Individual Student Planning Criteria
• There is a system-wide approach to helping students and parents make appropriate education and career plans.
• There is a system-wide approach to helping students and parents understand the results of standardized and individual assessments.
• Each student starting in the middle grades has a long-range educational plan/outline in place.
• Individual planning before registering for high school (9th Grade).
• Individual planning includes: individual appraisal, advisement, and appropriate student placement.
• Accurate, appropriate, and effective materials are distributed to support individual planning efforts of students and their parents.
• A comprehensive career information system is available to students.
System Support Activities
System support includes activities that establish, enhance, and maintain optimal delivery of the school counseling program. It begins with an assessment of the program’s delivery system, alignment with school and district missions, and its impact on students and school climate.
Effective use of resources can greatly enhance the delivery of the school counseling program by maximizing counselors’ time for quality program delivery. This includes the strategic use of resources such as technology, administrative support, staffing beyond the counseling department (e.g., paraprofessionals, interns, parents, and teachers as advisors), and community partners. School counselors are responsible for encouraging and maintaining system support through effective program management, assessment, and collaboration. This would include:
Providing direction, vision, and accountability for the school counseling program and ongoing consultation and collaboration with school administration and staff to foster understanding and support for school counseling initiatives and calendars.
Evaluating student achievement data to ensure that all students gain access to rigorous curricula.
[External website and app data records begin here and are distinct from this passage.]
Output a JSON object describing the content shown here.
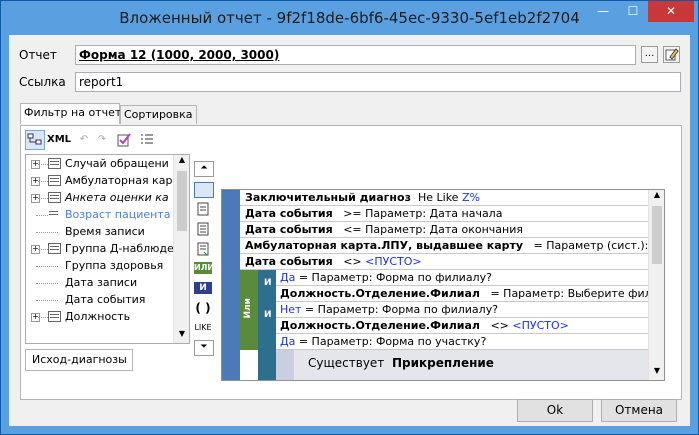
{
  "window": {
    "title": "Вложенный отчет - 9f2f18de-6bf6-45ec-9330-5ef1eb2f2704",
    "controls": {
      "minimize": "—",
      "maximize": "☐",
      "close": "✕"
    }
  },
  "form": {
    "report_label": "Отчет",
    "report_value": "Форма 12 (1000, 2000, 3000)",
    "link_label": "Ссылка",
    "link_value": "report1",
    "browse_button": "...",
    "edit_icon": "pencil-icon"
  },
  "tabs": [
    {
      "label": "Фильтр на отчет",
      "active": true
    },
    {
      "label": "Сортировка",
      "active": false
    }
  ],
  "toolbar": {
    "xml_label": "XML"
  },
  "tree": [
    {
      "label": "Случай обращени",
      "expandable": true
    },
    {
      "label": "Амбулаторная кар",
      "expandable": true
    },
    {
      "label": "Анкета оценки ка",
      "expandable": true,
      "italic": true
    },
    {
      "label": "Возраст пациента",
      "expandable": false,
      "highlight": true
    },
    {
      "label": "Время записи",
      "expandable": false
    },
    {
      "label": "Группа Д-наблюде",
      "expandable": true
    },
    {
      "label": "Группа здоровья",
      "expandable": false
    },
    {
      "label": "Дата записи",
      "expandable": false
    },
    {
      "label": "Дата события",
      "expandable": false
    },
    {
      "label": "Должность",
      "expandable": true
    }
  ],
  "bottom_tab": "Исход-диагнозы",
  "middle_tools": {
    "or_label": "ИЛИ",
    "and_label": "И",
    "parens_label": "( )",
    "like_label": "LIKE"
  },
  "conditions": [
    {
      "field": "Заключительный диагноз",
      "op": "He Like",
      "value": "Z%"
    },
    {
      "field": "Дата события",
      "op": ">=",
      "value": "Параметр: Дата начала"
    },
    {
      "field": "Дата события",
      "op": "<=",
      "value": "Параметр: Дата окончания"
    },
    {
      "field": "Амбулаторная карта.ЛПУ, выдавшее карту",
      "op": "=",
      "value": "Параметр (сист.):"
    },
    {
      "field": "Дата события",
      "op": "<>",
      "value": "<ПУСТО>"
    }
  ],
  "or_group": {
    "or_tag": "Или",
    "and_tag": "И",
    "rows": [
      {
        "cond_label": "Да",
        "cond_text": "= Параметр: Форма по филиалу?"
      },
      {
        "field": "Должность.Отделение.Филиал",
        "op": "=",
        "value": "Параметр: Выберите фил"
      },
      {
        "cond_label": "Нет",
        "cond_text": "= Параметр: Форма по филиалу?"
      },
      {
        "field": "Должность.Отделение.Филиал",
        "op": "<>",
        "value": "<ПУСТО>"
      },
      {
        "cond_label": "Да",
        "cond_text": "= Параметр: Форма по участку?"
      }
    ]
  },
  "exists_block": {
    "prefix": "Существует",
    "entity": "Прикрепление"
  },
  "buttons": {
    "ok": "Ok",
    "cancel": "Отмена"
  },
  "colors": {
    "titlebar": "#5aa0e0",
    "close": "#c8383a",
    "gutter": "#4c7ab8",
    "green_gutter": "#5a8a3c",
    "link_blue": "#1a35d8"
  }
}
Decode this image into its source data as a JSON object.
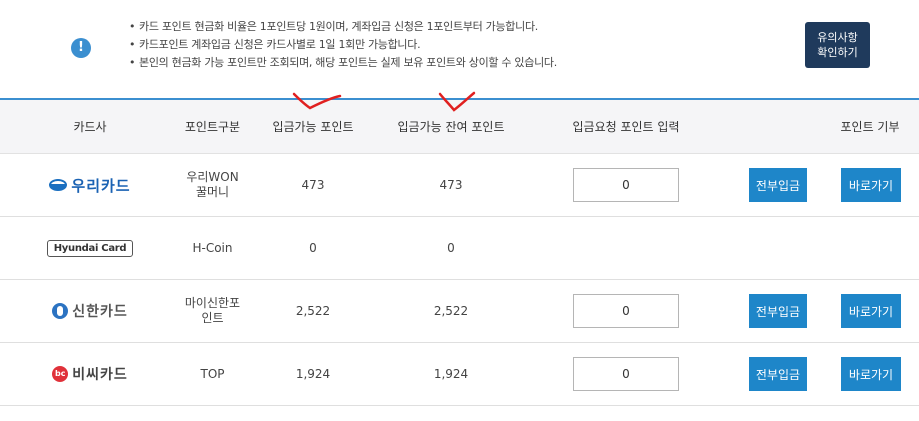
{
  "notice": {
    "icon": "exclamation-icon",
    "lines": [
      "카드 포인트 현금화 비율은 1포인트당 1원이며, 계좌입금 신청은 1포인트부터 가능합니다.",
      "카드포인트 계좌입금 신청은 카드사별로 1일 1회만 가능합니다.",
      "본인의 현금화 가능 포인트만 조회되며, 해당 포인트는 실제 보유 포인트와 상이할 수 있습니다."
    ],
    "button_line1": "유의사항",
    "button_line2": "확인하기"
  },
  "table": {
    "headers": {
      "card": "카드사",
      "type": "포인트구분",
      "available": "입금가능 포인트",
      "balance": "입금가능 잔여 포인트",
      "request": "입금요청 포인트 입력",
      "donate": "포인트 기부"
    },
    "rows": [
      {
        "card": "우리카드",
        "type_line1": "우리WON",
        "type_line2": "꿀머니",
        "available": "473",
        "balance": "473",
        "input": "0",
        "all_label": "전부입금",
        "go_label": "바로가기"
      },
      {
        "card": "Hyundai Card",
        "type_line1": "H-Coin",
        "type_line2": "",
        "available": "0",
        "balance": "0"
      },
      {
        "card": "신한카드",
        "type_line1": "마이신한포",
        "type_line2": "인트",
        "available": "2,522",
        "balance": "2,522",
        "input": "0",
        "all_label": "전부입금",
        "go_label": "바로가기"
      },
      {
        "card": "비씨카드",
        "type_line1": "TOP",
        "type_line2": "",
        "available": "1,924",
        "balance": "1,924",
        "input": "0",
        "all_label": "전부입금",
        "go_label": "바로가기"
      }
    ]
  },
  "colors": {
    "accent": "#1e86c9",
    "dark_button": "#1f3a5c",
    "annotation": "#e02020"
  }
}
Based on data analysis, counselors may identify gaps in academic, technical, or developmental skill progression and suggest changes in schedules or instructional practice in order to provide additional support for achievement.
Counselors must regularly update their professional knowledge and skills. This may involve participating in or delivering in-service training, attending professional meetings, completing relevant coursework, and contributing to professional publications.
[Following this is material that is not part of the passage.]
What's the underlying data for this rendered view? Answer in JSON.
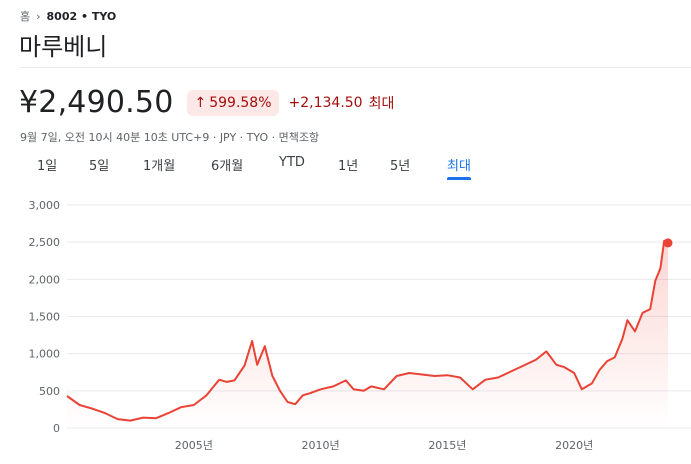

Consultation with Teachers and Other Staff:
Counselors consult with teachers and other staff members regularly to provide information and support to staff and to receive feedback on the emerging needs of students.
Counselors are available to provide ongoing support, education, and information for parents/guardians regarding their children’s personal/social, academic/technical, and career development and to provide another important link between the classroom and the home.
Activities may be designed to help counselors and teachers become knowledgeable of community resources, local and global culture, employment opportunities, and local labor market information. Counselors network with local businesses, industries, and social service agencies on a periodic basis.